A newly compiled marine atlas details the array of discoveries made in the region by the Hebridean Whale and Dolphin Trust between 2003 and last year.

The charity has so far carried out around 200 research expeditions on its specialised yacht Silurian, staffed by both scientific researchers and more than 700 paying volunteers.

The surveys have previously established the Hebrides is a vital feeding ground for minke whales and basking sharks and one of the most important areas for harbour porpoises in Europe. Research has also found the region supports the UK’s only resident population of killer whales, or orca, which is likely to become extinct within a generation as no calves have ever been seen.

So far 23 species of whales, dolphins and porpoise – collectively called cetaceans – have been recorded in the Hebrides, a quarter of the global total.

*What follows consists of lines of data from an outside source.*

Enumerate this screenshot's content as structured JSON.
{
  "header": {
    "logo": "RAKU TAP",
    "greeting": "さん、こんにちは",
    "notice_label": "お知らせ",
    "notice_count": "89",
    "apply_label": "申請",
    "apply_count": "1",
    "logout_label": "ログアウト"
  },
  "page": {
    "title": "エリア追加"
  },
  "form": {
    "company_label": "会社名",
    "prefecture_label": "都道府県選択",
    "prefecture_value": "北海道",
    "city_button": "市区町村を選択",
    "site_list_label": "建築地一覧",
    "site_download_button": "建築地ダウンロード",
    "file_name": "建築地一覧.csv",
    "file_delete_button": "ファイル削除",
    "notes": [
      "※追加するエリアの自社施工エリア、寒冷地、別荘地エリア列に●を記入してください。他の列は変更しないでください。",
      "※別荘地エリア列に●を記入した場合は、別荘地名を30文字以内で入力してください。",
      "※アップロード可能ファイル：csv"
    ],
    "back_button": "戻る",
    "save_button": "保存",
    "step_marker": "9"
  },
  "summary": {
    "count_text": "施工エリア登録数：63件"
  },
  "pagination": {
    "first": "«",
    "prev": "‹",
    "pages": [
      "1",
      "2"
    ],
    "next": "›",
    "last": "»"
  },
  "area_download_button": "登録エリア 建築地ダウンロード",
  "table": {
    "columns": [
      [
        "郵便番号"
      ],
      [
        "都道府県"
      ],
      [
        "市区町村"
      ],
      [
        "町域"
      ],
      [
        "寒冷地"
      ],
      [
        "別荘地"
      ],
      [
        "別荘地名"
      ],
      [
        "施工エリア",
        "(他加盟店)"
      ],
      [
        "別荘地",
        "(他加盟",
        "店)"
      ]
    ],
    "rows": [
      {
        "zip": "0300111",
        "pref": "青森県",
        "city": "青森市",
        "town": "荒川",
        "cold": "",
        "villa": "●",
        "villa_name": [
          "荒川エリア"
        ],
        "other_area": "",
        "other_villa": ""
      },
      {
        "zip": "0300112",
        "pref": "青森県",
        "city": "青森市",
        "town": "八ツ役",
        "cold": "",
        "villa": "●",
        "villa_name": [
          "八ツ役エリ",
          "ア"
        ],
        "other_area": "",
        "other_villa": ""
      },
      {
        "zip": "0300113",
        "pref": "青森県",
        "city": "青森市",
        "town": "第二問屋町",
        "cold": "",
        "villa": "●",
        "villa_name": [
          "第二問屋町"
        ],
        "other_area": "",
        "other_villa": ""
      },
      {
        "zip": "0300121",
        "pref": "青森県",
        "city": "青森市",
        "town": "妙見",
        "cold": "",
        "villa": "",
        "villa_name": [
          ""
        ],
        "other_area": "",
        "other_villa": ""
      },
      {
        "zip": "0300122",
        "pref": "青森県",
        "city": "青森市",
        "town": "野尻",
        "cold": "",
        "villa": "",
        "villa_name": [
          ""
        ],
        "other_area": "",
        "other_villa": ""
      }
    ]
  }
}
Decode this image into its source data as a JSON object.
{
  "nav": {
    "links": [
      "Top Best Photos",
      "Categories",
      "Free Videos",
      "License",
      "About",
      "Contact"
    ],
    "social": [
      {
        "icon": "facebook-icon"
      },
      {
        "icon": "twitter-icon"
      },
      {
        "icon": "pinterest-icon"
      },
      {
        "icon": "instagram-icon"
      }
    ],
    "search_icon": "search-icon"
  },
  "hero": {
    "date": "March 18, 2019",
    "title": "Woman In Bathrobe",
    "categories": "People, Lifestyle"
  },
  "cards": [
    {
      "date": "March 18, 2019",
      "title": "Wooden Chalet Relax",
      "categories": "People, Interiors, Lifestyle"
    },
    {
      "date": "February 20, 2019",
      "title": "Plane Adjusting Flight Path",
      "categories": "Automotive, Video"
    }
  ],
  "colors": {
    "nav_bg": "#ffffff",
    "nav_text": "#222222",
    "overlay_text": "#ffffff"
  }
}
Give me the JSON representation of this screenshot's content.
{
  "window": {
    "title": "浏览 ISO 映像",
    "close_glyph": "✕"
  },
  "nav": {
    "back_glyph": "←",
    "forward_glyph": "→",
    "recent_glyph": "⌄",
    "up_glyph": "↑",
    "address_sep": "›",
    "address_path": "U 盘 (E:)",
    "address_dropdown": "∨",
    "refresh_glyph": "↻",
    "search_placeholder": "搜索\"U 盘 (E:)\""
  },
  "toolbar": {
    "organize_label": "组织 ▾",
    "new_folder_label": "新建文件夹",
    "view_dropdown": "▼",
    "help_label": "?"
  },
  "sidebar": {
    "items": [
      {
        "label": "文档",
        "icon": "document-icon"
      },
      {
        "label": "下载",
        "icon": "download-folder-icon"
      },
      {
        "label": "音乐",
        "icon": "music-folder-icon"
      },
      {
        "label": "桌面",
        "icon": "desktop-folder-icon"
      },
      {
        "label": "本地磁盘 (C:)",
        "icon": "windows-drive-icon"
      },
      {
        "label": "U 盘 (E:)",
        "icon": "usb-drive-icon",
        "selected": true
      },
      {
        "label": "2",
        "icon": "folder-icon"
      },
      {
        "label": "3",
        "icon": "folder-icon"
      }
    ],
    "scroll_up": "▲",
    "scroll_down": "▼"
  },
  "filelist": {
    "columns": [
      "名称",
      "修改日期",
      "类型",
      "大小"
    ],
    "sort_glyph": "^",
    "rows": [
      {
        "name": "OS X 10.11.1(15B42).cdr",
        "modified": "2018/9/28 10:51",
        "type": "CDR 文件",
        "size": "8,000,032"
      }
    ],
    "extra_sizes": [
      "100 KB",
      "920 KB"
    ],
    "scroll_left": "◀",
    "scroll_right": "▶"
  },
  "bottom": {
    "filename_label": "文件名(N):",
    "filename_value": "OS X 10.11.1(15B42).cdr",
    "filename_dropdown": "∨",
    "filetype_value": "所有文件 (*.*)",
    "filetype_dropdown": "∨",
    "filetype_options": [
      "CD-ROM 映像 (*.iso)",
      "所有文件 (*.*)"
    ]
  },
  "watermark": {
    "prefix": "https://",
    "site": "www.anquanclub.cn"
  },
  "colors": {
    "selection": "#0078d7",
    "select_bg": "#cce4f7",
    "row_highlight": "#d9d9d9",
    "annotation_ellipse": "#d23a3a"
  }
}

Biologist and TV presenter Liz Bonnin, who is also the charity’s patron, said: “It is increasingly clear that the Hebrides is a truly special place for cetaceans and basking sharks, and that we need to do far more to ­protect them and their environment.”